The Arizona Supreme Court’s ruling in Orca v. Noder opens the door for employers to make claims of unfair competition against employees who misuse the company’s confidential information.

In our January 2014 article, “Restrictive Covenants in Employment Agreements,” we wrote about the Arizona Court of Appeals ruling in Orca v. Noder. That case made its way to the Arizona Supreme Court, which last month issued its own opinion.

Although this new opinion did not affect the lower court’s reasoning regarding restrictive covenants, the Supreme Court did insert its own reasoning with respect to an issue of increasing importance in disputes between business owners and their former employees: unfair competition based on confidential information.

What the Supreme Court Has Taught Us in Orca

The Orca case involved an ex-employee (Noder) of a public-relations firm (Orca Communications). Orca alleged that Noder left with knowledge of confidential information (e.g., financial information, customer information, vendor information), set up a competing business, and used that confidential information to Orca’s detriment. The trial court dismissed all of Orca’s claims, including claims based on the use of confidential information, which the court held were displaced by Arizona’s Uniform Trade Secrets Act.

In light of the Arizona Supreme Court’s Orca opinion, we now know that the trial court erred by dismissing Orca’s claims that relied on allegations that its former employee misused confidential information. Those claims — claims for breach of fiduciary duty, tortious interference with business expectancies, and unfair competition — should have survived.
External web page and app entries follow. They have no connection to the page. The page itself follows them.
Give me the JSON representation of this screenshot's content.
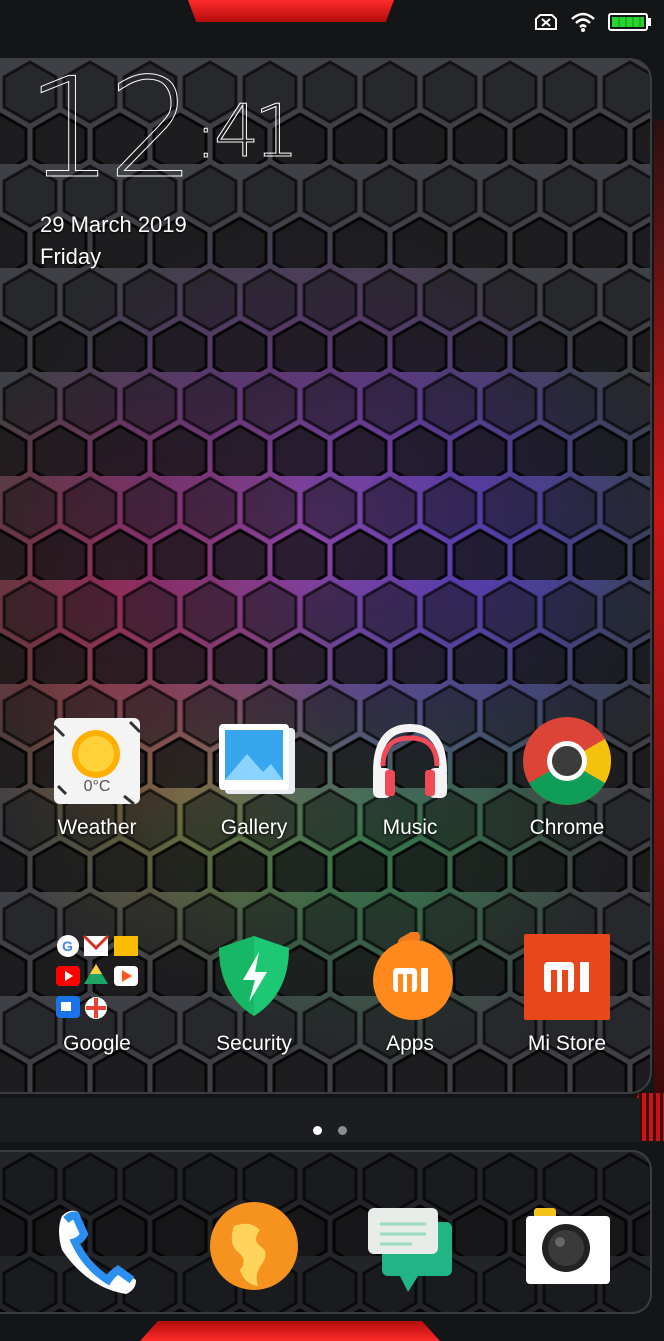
{
  "status_bar": {
    "icons": [
      "no-sim-icon",
      "wifi-icon",
      "battery-icon"
    ],
    "battery_color": "#28d52e"
  },
  "clock": {
    "hours": "12",
    "separator": ":",
    "minutes": "41"
  },
  "date": {
    "full": "29 March 2019",
    "weekday": "Friday"
  },
  "apps_row1": [
    {
      "label": "Weather",
      "icon": "weather-icon",
      "temp": "0°C"
    },
    {
      "label": "Gallery",
      "icon": "gallery-icon"
    },
    {
      "label": "Music",
      "icon": "headphones-icon"
    },
    {
      "label": "Chrome",
      "icon": "chrome-icon"
    }
  ],
  "apps_row2": [
    {
      "label": "Google",
      "icon": "google-folder-icon"
    },
    {
      "label": "Security",
      "icon": "security-shield-icon"
    },
    {
      "label": "Apps",
      "icon": "mi-apps-icon"
    },
    {
      "label": "Mi Store",
      "icon": "mi-store-icon"
    }
  ],
  "dock": [
    {
      "icon": "phone-icon"
    },
    {
      "icon": "browser-icon"
    },
    {
      "icon": "messages-icon"
    },
    {
      "icon": "camera-icon"
    }
  ],
  "page_indicator": {
    "pages": 2,
    "current": 1
  },
  "colors": {
    "accent_red": "#e01919",
    "panel_border": "#3b3d42"
  }
}
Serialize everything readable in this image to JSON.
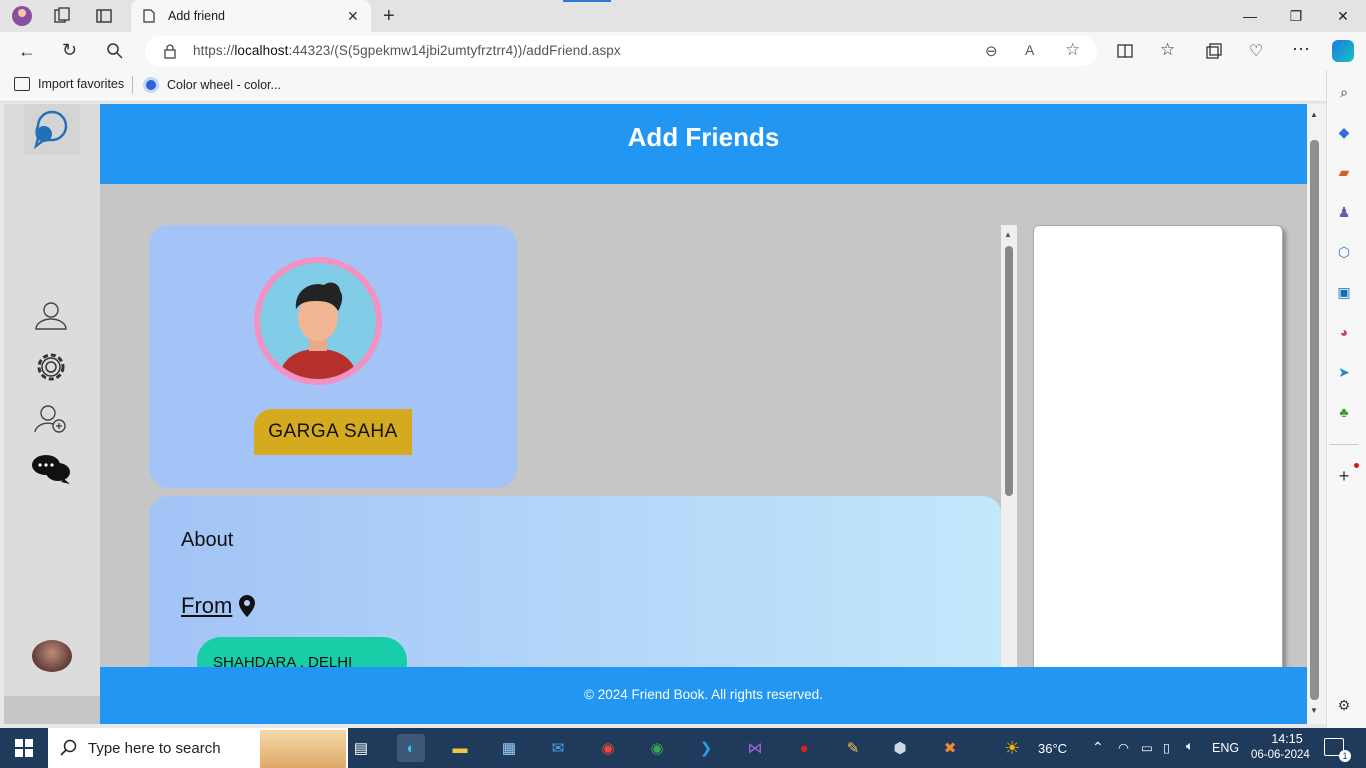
{
  "browser": {
    "tab_title": "Add friend",
    "url_prefix": "https://",
    "url_host": "localhost",
    "url_rest": ":44323/(S(5gpekmw14jbi2umtyfrztrr4))/addFriend.aspx",
    "favorites": [
      {
        "label": "Import favorites",
        "icon": "import-icon"
      },
      {
        "label": "Color wheel - color...",
        "icon": "color-wheel-icon"
      }
    ]
  },
  "page": {
    "header_title": "Add Friends",
    "profile_name": "GARGA  SAHA",
    "about_label": "About",
    "from_label": "From",
    "location": "SHAHDARA , DELHI",
    "footer": "© 2024 Friend Book. All rights reserved."
  },
  "sidebar": {
    "items": [
      {
        "name": "profile-icon"
      },
      {
        "name": "settings-icon"
      },
      {
        "name": "add-friend-icon"
      },
      {
        "name": "chat-icon"
      }
    ]
  },
  "taskbar": {
    "search_placeholder": "Type here to search",
    "weather": "36°C",
    "language": "ENG",
    "time": "14:15",
    "date": "06-06-2024",
    "notification_count": "1"
  },
  "colors": {
    "header_blue": "#2196f3",
    "card_blue": "#a4c4f7",
    "name_badge": "#d6aa1e",
    "location_badge": "#17cea9"
  }
}
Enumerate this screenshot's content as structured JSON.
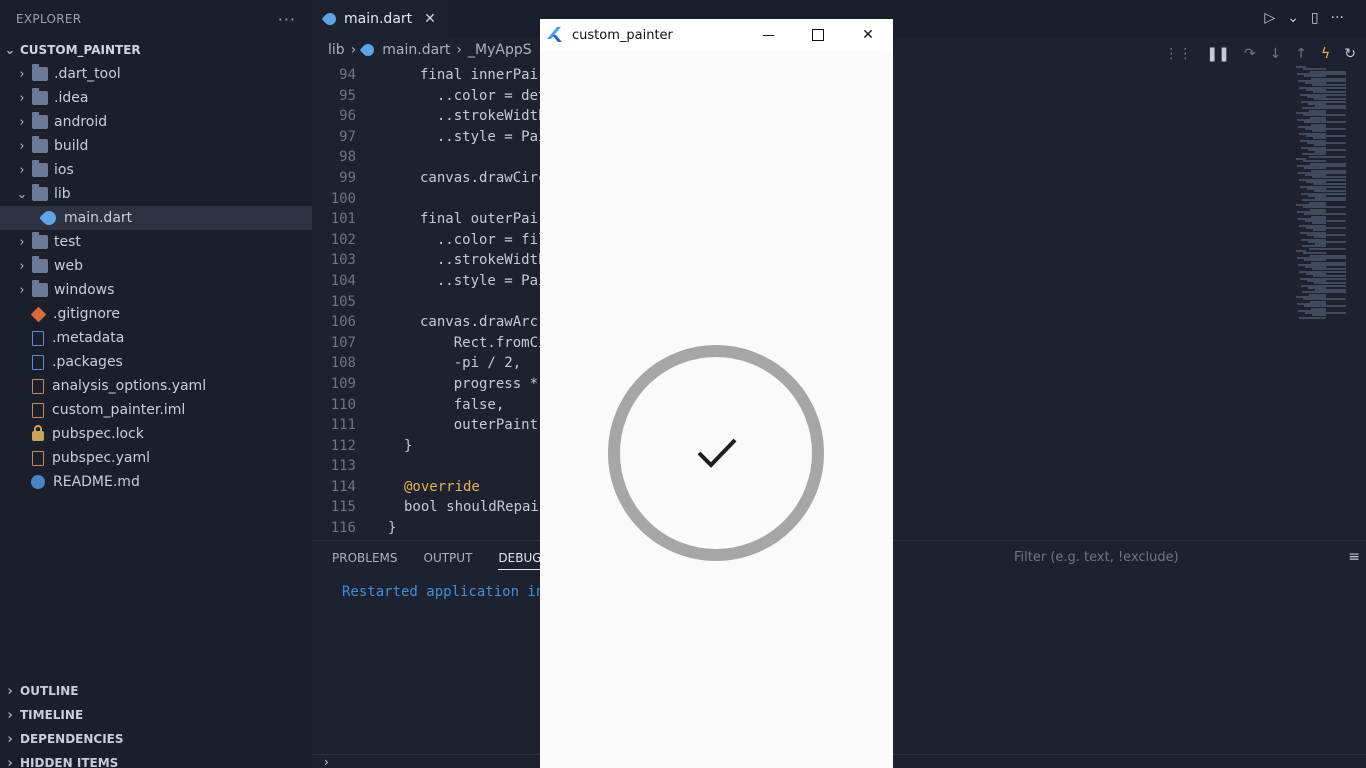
{
  "sidebar": {
    "title": "EXPLORER",
    "more": "···",
    "project": "CUSTOM_PAINTER",
    "items": [
      {
        "label": ".dart_tool"
      },
      {
        "label": ".idea"
      },
      {
        "label": "android"
      },
      {
        "label": "build"
      },
      {
        "label": "ios"
      },
      {
        "label": "lib"
      },
      {
        "label": "main.dart"
      },
      {
        "label": "test"
      },
      {
        "label": "web"
      },
      {
        "label": "windows"
      },
      {
        "label": ".gitignore"
      },
      {
        "label": ".metadata"
      },
      {
        "label": ".packages"
      },
      {
        "label": "analysis_options.yaml"
      },
      {
        "label": "custom_painter.iml"
      },
      {
        "label": "pubspec.lock"
      },
      {
        "label": "pubspec.yaml"
      },
      {
        "label": "README.md"
      }
    ],
    "sections": [
      "OUTLINE",
      "TIMELINE",
      "DEPENDENCIES",
      "HIDDEN ITEMS"
    ]
  },
  "editor": {
    "tab": "main.dart",
    "breadcrumb": [
      "lib",
      "main.dart",
      "_MyAppS"
    ],
    "lines": [
      {
        "n": "94",
        "code": "final innerPai"
      },
      {
        "n": "95",
        "code": "  ..color = det"
      },
      {
        "n": "96",
        "code": "  ..strokeWidth"
      },
      {
        "n": "97",
        "code": "  ..style = Pai"
      },
      {
        "n": "98",
        "code": ""
      },
      {
        "n": "99",
        "code": "canvas.drawCirc                        int);"
      },
      {
        "n": "100",
        "code": ""
      },
      {
        "n": "101",
        "code": "final outerPai"
      },
      {
        "n": "102",
        "code": "  ..color = fil"
      },
      {
        "n": "103",
        "code": "  ..strokeWidth"
      },
      {
        "n": "104",
        "code": "  ..style = Pai"
      },
      {
        "n": "105",
        "code": ""
      },
      {
        "n": "106",
        "code": "canvas.drawArc("
      },
      {
        "n": "107",
        "code": "    Rect.fromCi                         s: radius),"
      },
      {
        "n": "108",
        "code": "    -pi / 2,"
      },
      {
        "n": "109",
        "code": "    progress *"
      },
      {
        "n": "110",
        "code": "    false,"
      },
      {
        "n": "111",
        "code": "    outerPaint)"
      },
      {
        "n": "112",
        "code": "}"
      },
      {
        "n": "113",
        "code": ""
      },
      {
        "n": "114",
        "code": "@override"
      },
      {
        "n": "115",
        "code": "bool shouldRepai                       true;"
      },
      {
        "n": "116",
        "code": "}"
      }
    ]
  },
  "panel": {
    "tabs": [
      "PROBLEMS",
      "OUTPUT",
      "DEBUG CO"
    ],
    "filter_placeholder": "Filter (e.g. text, !exclude)",
    "console": "Restarted application in"
  },
  "app": {
    "title": "custom_painter",
    "minimize": "",
    "maximize": "",
    "close": "✕",
    "progress": 1.0,
    "ring_color": "#a6a6a6"
  }
}
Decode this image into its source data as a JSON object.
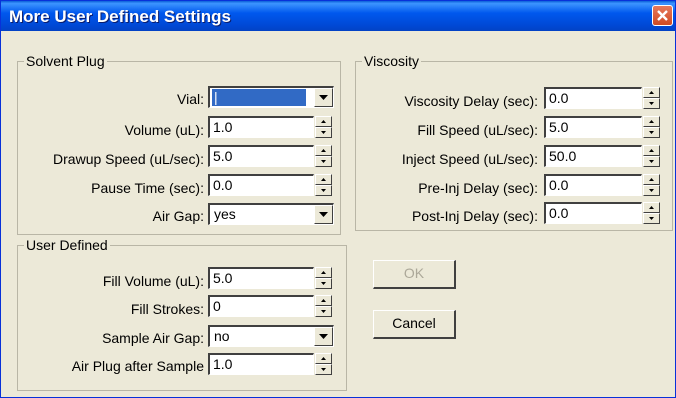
{
  "window": {
    "title": "More User Defined Settings"
  },
  "solvent_plug": {
    "legend": "Solvent Plug",
    "vial_label": "Vial:",
    "vial_value": "|",
    "volume_label": "Volume (uL):",
    "volume_value": "1.0",
    "drawup_label": "Drawup Speed (uL/sec):",
    "drawup_value": "5.0",
    "pause_label": "Pause Time (sec):",
    "pause_value": "0.0",
    "airgap_label": "Air Gap:",
    "airgap_value": "yes"
  },
  "viscosity": {
    "legend": "Viscosity",
    "delay_label": "Viscosity Delay (sec):",
    "delay_value": "0.0",
    "fill_label": "Fill Speed (uL/sec):",
    "fill_value": "5.0",
    "inject_label": "Inject Speed (uL/sec):",
    "inject_value": "50.0",
    "preinj_label": "Pre-Inj Delay (sec):",
    "preinj_value": "0.0",
    "postinj_label": "Post-Inj Delay (sec):",
    "postinj_value": "0.0"
  },
  "user_defined": {
    "legend": "User Defined",
    "fillvol_label": "Fill Volume (uL):",
    "fillvol_value": "5.0",
    "strokes_label": "Fill Strokes:",
    "strokes_value": "0",
    "sampleair_label": "Sample Air Gap:",
    "sampleair_value": "no",
    "airplug_label": "Air Plug after Sample",
    "airplug_value": "1.0"
  },
  "buttons": {
    "ok": "OK",
    "cancel": "Cancel"
  },
  "icons": {
    "close": "close-icon",
    "spin": "spin-arrows-icon",
    "dropdown": "chevron-down-icon"
  }
}
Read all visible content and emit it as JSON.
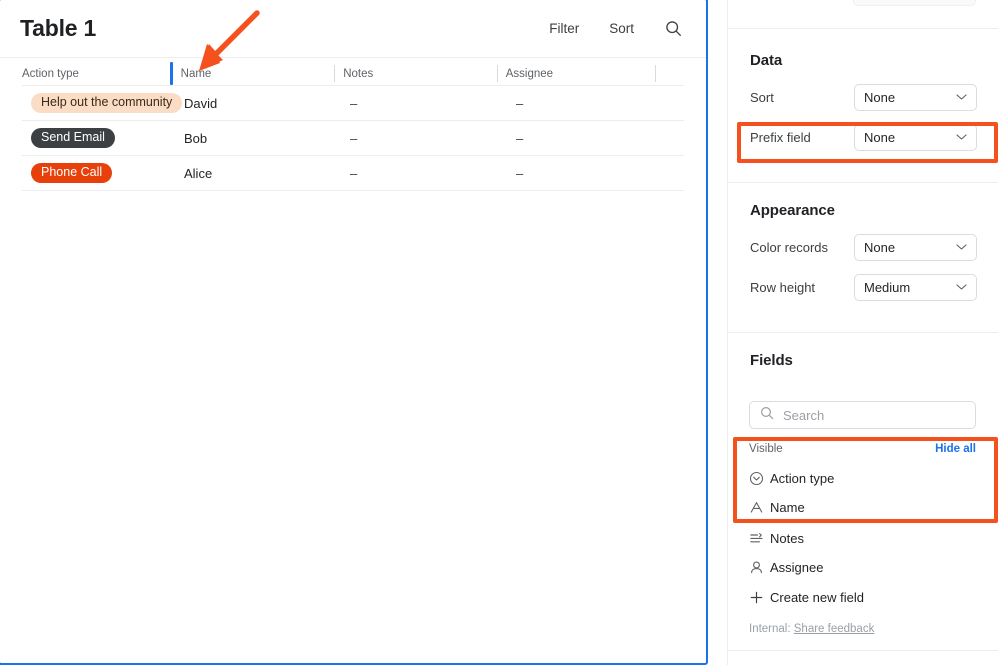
{
  "table_view": {
    "title": "Table 1",
    "toolbar": {
      "filter_label": "Filter",
      "sort_label": "Sort",
      "search_icon": "search-icon"
    },
    "columns": [
      {
        "label": "Action type"
      },
      {
        "label": "Name"
      },
      {
        "label": "Notes"
      },
      {
        "label": "Assignee"
      }
    ],
    "drag_indicator_color": "#1a73e8",
    "rows": [
      {
        "action_type": "Help out the community",
        "tag_bg": "#fbdcc5",
        "tag_fg": "#3c2a1a",
        "name": "David",
        "notes": "–",
        "assignee": "–"
      },
      {
        "action_type": "Send Email",
        "tag_bg": "#3c4043",
        "tag_fg": "#ffffff",
        "name": "Bob",
        "notes": "–",
        "assignee": "–"
      },
      {
        "action_type": "Phone Call",
        "tag_bg": "#e8400a",
        "tag_fg": "#ffffff",
        "name": "Alice",
        "notes": "–",
        "assignee": "–"
      }
    ]
  },
  "sidebar": {
    "data_section": {
      "title": "Data",
      "settings": [
        {
          "label": "Sort",
          "value": "None",
          "icon": "chevron-down-icon"
        },
        {
          "label": "Prefix field",
          "value": "None",
          "icon": "chevron-down-icon"
        }
      ]
    },
    "appearance_section": {
      "title": "Appearance",
      "settings": [
        {
          "label": "Color records",
          "value": "None",
          "icon": "chevron-down-icon"
        },
        {
          "label": "Row height",
          "value": "Medium",
          "icon": "chevron-down-icon"
        }
      ]
    },
    "fields_section": {
      "title": "Fields",
      "search": {
        "placeholder": "Search",
        "value": "",
        "icon": "search-icon"
      },
      "visible_label": "Visible",
      "hide_all_label": "Hide all",
      "hide_all_color": "#1a73e8",
      "fields": [
        {
          "label": "Action type",
          "icon": "single-select-icon"
        },
        {
          "label": "Name",
          "icon": "text-field-icon"
        },
        {
          "label": "Notes",
          "icon": "long-text-icon"
        },
        {
          "label": "Assignee",
          "icon": "user-icon"
        }
      ],
      "create_new_field_label": "Create new field",
      "create_new_field_icon": "plus-icon"
    },
    "footer": {
      "prefix": "Internal:",
      "link_label": "Share feedback"
    }
  },
  "annotations": {
    "color": "#f4511e",
    "boxes": [
      {
        "name": "prefix-field-highlight"
      },
      {
        "name": "visible-fields-highlight"
      }
    ],
    "arrow": {
      "name": "name-column-arrow"
    }
  }
}
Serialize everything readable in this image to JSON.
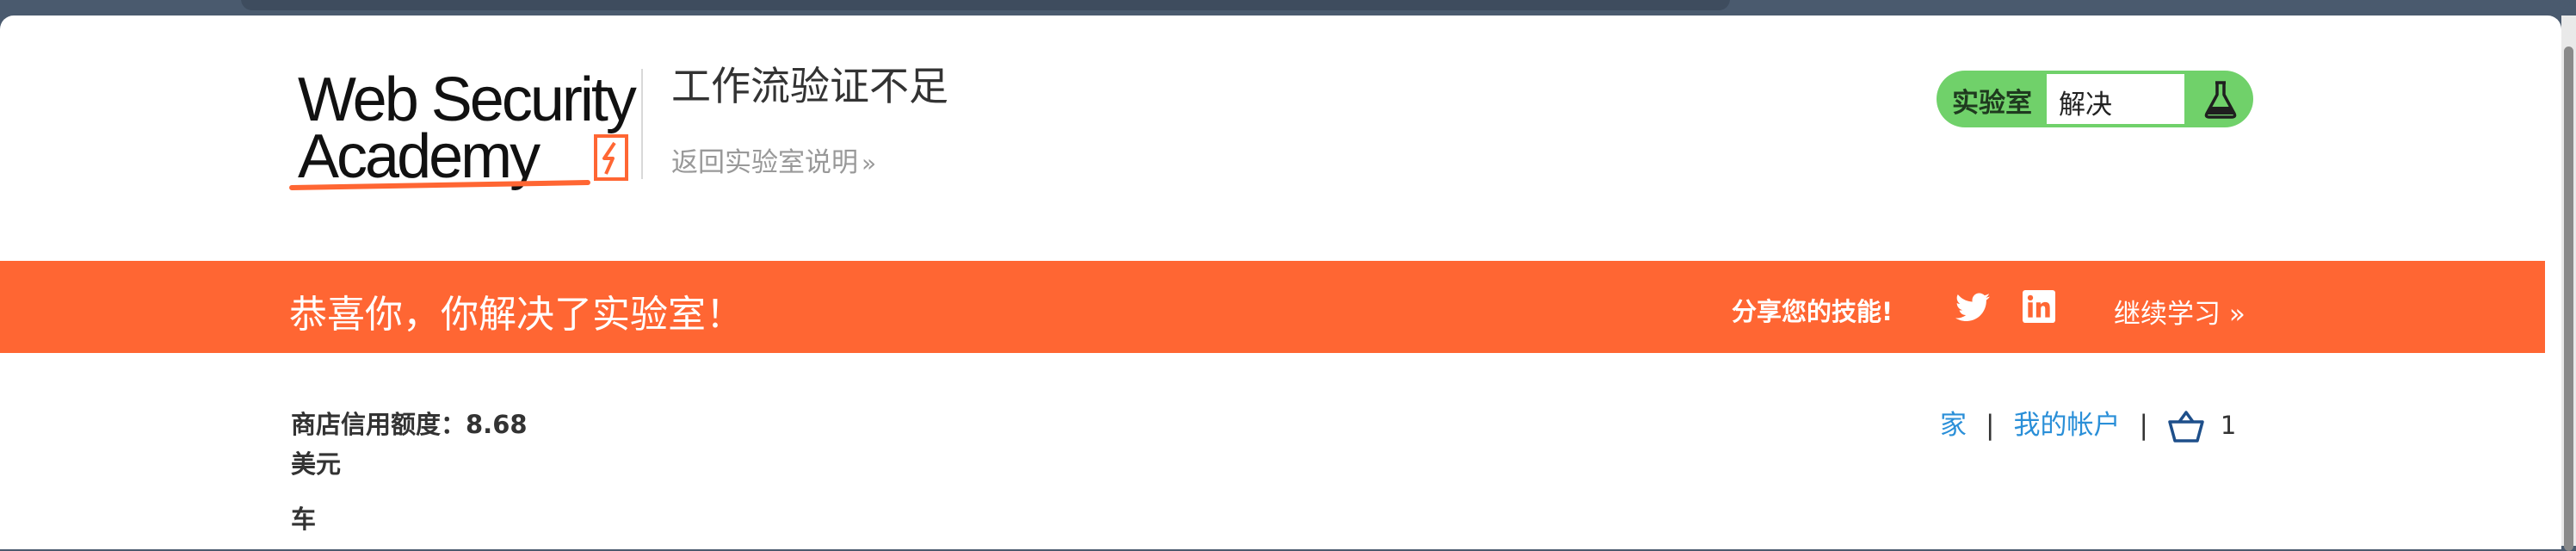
{
  "header": {
    "logo_line1": "Web Security",
    "logo_line2": "Academy",
    "lab_title": "工作流验证不足",
    "back_link": "返回实验室说明"
  },
  "lab_status": {
    "label": "实验室",
    "value": "解决"
  },
  "banner": {
    "message": "恭喜你，你解决了实验室！",
    "share_label": "分享您的技能!",
    "continue_link": "继续学习"
  },
  "content": {
    "credit_line1": "商店信用额度：8.68",
    "credit_line2": "美元",
    "cart_heading": "车"
  },
  "nav": {
    "home": "家",
    "separator": "|",
    "my_account": "我的帐户",
    "cart_count": "1"
  },
  "colors": {
    "accent": "#ff6633",
    "lab_green": "#70d16a",
    "link_blue": "#2a8fd8"
  }
}
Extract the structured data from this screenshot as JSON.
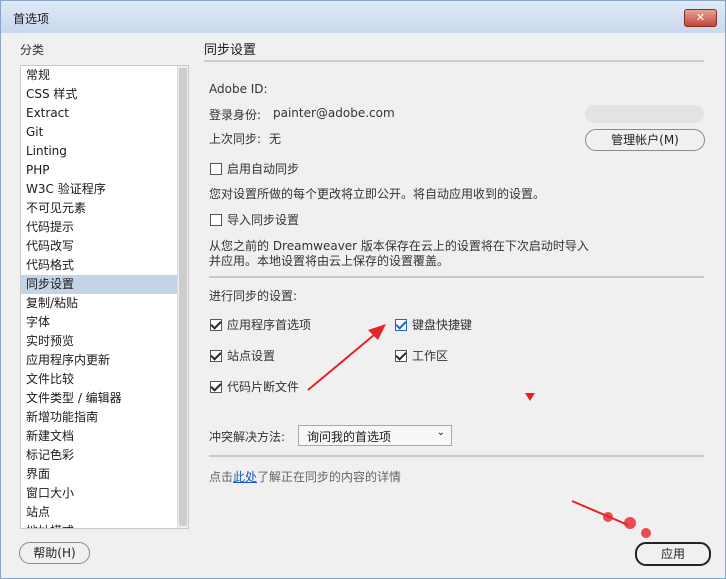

The Supreme Court opinion affirms that, even if confidential information is not a “trade secret” as defined by Arizona’s Uniform Trade Secrets Act, it could still be confidential information protected by Arizona law. The Act controls only confidential information that rises to the level of a “trade secret”; other kinds of confidential information will be governed by other statutes or by Arizona common law.

The Supreme Court refused to declare whether Orca actually had a viable common-law unfair competition claim, explaining that “discovery and further litigation” would be needed to ascertain all the facts. However, by citing several sources that Arizona courts use as common-law guides (namely, the Restatement of Torts and the Restatement of Agency), the Supreme Court seems to suggest that it is possible, depending on the facts of the case, to bring a common-law unfair competition claim based on an employee’s alleged misuse of confidential information.

Conclusion

For employers, Supreme Court’s Orca opinion means that, at the very least, employers that have been injured by a former employee’s use of confidential information are not without recourse, even if that confidential information is not technically a “trade secret.” In such cases, employers should consult with a litigation attorney to discuss the facts and explore what claims may be available.